Director for Information Resources Amira Aaron explained that BLC signed on with Open Content Alliance, a non-profit and for-profit conglomeration, in order to provide greater open access for scholars and the general public. Simpson observed that companies like Google have invested interest and may limit discovery of information.

Materials will be sent to the Boston Public Library, a member of the BLC and the Scanning Center for this project, to be scanned at a cost of 10 per page and stored in the Internet Archive, which was officially recognized in May 2007 as a library. Along with public domain materials, which were copyrighted prior to 1923, the Internet Archive features a Wayback Machine, allowing users to browse through 85 billion web pages and see previous versions of websites beginning from 1996.

Currently, Library and Technology Services (LTS) is in the process of deciding what to digitize. We would like to digitize works that are unique to Brandeis and share them with scholars around the world, said Aaron.

Works that are being considered are the 1,000 books in the Alfred Dreyfus Trial collection and the 4,000 books in the McKew-Parr collection on Magellan and the Age of Discovery.
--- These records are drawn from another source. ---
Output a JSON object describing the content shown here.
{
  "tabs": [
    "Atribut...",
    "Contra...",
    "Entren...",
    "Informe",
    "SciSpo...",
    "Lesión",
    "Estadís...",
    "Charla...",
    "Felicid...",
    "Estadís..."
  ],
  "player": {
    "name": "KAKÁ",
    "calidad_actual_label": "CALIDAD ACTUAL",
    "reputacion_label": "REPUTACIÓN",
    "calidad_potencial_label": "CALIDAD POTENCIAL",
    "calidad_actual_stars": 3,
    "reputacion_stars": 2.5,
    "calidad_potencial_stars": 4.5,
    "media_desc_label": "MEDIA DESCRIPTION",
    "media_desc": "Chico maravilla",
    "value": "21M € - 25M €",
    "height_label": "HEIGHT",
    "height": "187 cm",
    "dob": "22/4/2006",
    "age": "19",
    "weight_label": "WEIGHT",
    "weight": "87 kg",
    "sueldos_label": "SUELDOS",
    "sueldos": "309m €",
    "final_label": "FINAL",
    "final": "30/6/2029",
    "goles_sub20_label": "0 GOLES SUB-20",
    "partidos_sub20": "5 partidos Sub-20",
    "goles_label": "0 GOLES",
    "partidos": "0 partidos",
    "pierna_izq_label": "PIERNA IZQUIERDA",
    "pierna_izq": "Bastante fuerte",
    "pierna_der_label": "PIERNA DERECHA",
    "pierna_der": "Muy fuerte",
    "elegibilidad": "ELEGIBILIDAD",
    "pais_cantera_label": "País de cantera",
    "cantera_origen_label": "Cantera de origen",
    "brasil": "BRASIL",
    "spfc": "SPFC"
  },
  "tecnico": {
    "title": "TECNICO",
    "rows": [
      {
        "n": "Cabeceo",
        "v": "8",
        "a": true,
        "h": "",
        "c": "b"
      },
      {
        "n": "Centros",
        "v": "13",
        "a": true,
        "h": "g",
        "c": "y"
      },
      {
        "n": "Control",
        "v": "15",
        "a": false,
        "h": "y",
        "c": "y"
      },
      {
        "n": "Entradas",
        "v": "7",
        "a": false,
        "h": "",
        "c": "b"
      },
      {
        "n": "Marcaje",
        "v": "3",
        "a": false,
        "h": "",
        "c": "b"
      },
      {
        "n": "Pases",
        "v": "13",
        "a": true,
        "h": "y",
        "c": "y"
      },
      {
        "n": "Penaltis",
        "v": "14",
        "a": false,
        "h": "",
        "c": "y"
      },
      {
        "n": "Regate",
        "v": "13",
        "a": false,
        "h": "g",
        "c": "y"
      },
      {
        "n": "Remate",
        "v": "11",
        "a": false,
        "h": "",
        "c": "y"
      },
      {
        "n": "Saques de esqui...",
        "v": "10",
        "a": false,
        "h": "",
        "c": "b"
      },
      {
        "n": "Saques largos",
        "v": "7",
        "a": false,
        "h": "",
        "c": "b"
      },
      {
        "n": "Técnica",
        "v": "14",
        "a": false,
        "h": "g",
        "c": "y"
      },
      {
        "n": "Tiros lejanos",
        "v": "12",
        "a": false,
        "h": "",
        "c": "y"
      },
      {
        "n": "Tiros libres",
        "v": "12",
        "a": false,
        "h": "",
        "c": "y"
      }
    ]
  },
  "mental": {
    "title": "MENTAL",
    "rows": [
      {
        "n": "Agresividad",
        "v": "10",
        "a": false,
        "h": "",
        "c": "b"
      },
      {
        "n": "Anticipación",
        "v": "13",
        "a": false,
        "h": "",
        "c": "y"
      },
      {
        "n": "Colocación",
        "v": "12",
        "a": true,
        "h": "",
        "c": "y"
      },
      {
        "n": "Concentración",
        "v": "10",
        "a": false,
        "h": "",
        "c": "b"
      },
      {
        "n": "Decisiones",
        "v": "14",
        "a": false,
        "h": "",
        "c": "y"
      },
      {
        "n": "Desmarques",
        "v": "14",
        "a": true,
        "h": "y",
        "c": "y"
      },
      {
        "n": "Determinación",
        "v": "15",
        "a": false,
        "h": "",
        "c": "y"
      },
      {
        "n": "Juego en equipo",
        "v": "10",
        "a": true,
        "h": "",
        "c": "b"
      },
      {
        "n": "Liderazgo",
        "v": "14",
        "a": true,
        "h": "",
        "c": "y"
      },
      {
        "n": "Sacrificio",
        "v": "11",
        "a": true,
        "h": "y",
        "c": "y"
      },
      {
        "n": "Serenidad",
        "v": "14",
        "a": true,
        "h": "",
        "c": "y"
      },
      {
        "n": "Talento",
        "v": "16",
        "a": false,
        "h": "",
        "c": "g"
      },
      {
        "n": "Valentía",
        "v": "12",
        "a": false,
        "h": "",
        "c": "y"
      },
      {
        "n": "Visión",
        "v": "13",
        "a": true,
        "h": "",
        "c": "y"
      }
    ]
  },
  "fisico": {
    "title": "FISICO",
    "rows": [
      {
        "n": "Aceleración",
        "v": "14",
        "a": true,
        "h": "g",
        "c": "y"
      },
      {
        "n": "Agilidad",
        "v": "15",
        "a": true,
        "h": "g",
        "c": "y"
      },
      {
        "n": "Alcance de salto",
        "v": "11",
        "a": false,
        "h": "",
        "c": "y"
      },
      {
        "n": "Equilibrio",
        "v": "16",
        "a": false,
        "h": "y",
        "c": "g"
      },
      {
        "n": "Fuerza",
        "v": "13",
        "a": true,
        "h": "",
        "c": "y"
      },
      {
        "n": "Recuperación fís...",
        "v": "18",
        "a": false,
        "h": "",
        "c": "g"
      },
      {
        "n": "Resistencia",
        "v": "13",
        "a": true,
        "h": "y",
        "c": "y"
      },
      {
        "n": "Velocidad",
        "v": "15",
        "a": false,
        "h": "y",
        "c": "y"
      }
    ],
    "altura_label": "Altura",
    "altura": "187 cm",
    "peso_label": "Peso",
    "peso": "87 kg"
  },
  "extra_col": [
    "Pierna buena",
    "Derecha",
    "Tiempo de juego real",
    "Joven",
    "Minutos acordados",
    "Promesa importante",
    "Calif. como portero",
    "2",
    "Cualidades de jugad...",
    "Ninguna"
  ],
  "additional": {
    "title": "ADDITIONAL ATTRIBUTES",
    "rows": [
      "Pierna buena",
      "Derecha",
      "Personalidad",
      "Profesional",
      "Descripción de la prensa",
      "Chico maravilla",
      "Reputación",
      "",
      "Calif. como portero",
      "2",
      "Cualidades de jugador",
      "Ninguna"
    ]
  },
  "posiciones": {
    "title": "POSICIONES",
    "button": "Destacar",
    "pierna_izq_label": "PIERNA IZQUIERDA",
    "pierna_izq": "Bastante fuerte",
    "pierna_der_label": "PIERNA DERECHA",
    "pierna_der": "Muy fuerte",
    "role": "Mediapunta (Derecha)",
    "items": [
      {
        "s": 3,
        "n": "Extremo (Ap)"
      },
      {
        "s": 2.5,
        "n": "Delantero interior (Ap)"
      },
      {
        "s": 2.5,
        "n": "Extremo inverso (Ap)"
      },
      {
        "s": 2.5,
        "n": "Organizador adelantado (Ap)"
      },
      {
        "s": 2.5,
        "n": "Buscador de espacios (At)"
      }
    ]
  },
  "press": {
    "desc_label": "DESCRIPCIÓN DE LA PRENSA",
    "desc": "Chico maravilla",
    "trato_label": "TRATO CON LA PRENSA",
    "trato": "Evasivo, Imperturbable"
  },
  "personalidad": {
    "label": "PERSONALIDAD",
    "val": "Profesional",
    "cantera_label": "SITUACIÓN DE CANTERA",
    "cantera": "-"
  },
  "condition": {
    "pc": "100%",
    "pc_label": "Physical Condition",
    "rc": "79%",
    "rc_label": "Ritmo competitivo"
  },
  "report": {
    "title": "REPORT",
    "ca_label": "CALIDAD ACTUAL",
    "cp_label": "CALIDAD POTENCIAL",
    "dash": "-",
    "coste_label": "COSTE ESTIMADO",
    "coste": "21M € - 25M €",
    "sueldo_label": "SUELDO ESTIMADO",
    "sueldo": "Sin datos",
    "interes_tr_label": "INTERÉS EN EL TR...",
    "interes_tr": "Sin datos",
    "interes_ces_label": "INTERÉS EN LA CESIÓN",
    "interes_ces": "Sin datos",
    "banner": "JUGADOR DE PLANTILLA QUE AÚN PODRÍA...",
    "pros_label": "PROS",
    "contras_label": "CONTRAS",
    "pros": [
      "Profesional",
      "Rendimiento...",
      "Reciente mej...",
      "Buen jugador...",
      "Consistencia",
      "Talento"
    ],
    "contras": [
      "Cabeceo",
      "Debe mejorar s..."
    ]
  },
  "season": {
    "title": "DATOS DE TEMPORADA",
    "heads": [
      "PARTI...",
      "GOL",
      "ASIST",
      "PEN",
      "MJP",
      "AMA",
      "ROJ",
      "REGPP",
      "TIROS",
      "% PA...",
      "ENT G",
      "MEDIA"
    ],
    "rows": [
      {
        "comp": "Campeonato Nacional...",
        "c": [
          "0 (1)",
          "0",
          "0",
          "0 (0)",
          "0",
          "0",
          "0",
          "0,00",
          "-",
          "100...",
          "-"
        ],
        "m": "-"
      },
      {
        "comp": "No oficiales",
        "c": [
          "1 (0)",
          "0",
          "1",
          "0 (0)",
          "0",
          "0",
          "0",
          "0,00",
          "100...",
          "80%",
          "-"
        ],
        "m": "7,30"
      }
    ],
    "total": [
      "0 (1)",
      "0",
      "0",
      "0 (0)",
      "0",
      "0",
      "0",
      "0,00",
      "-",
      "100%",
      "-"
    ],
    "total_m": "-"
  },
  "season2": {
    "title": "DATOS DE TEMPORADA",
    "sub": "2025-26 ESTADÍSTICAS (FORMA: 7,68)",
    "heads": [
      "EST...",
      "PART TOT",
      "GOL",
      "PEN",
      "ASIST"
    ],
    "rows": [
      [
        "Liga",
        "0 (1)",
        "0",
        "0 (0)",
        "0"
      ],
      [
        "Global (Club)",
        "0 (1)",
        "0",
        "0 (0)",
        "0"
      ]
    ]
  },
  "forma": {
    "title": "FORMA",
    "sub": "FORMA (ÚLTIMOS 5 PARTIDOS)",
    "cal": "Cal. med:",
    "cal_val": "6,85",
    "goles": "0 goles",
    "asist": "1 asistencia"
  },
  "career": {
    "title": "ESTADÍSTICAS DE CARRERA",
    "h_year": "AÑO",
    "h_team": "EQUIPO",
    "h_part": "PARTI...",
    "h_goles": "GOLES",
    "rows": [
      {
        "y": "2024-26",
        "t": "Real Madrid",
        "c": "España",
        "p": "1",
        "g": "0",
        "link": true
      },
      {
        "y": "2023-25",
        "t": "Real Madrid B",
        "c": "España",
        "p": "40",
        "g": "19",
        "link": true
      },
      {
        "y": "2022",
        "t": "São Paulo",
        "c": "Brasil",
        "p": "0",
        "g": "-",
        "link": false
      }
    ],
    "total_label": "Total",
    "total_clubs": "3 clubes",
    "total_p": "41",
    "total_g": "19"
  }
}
The books in the Dreyfus collection are comprised of 19th century accounts and later works of the Dreyfus Affair, in which a French artillery officer, Alfred Dreyfus, was wrongly convicted of treason in 1894 due to prevalent anti-Semitism. The McKew-Parr collection, donated to Brandeis in 1961, consists of accounts of European exploration and colonization, primarily in Spanish and Portugese, from the 15th through the early 20th centuries.

Besides materials that can only be found at Brandeis, LTS, according to Aaron, is considering digitizing as a way of preserving the materials that are falling apart on the shelves and are not worth repairing. Simpson clarified, This does not mean that we are throwing out the originals. The digital copy is not a replacement for the print.

LTS expects that scanned works should be available online in early 2008 and as this is an open-ended project, materials will be continued to be added after that date. In the future LTS hopes to receive donor funds or grants in order to pursue other digitization projects. We have a number of Brandeis University photographs, some of Eleanor Roosevelt, that are just sitting in a drawer, which we would love to get digitized, stated Aaron.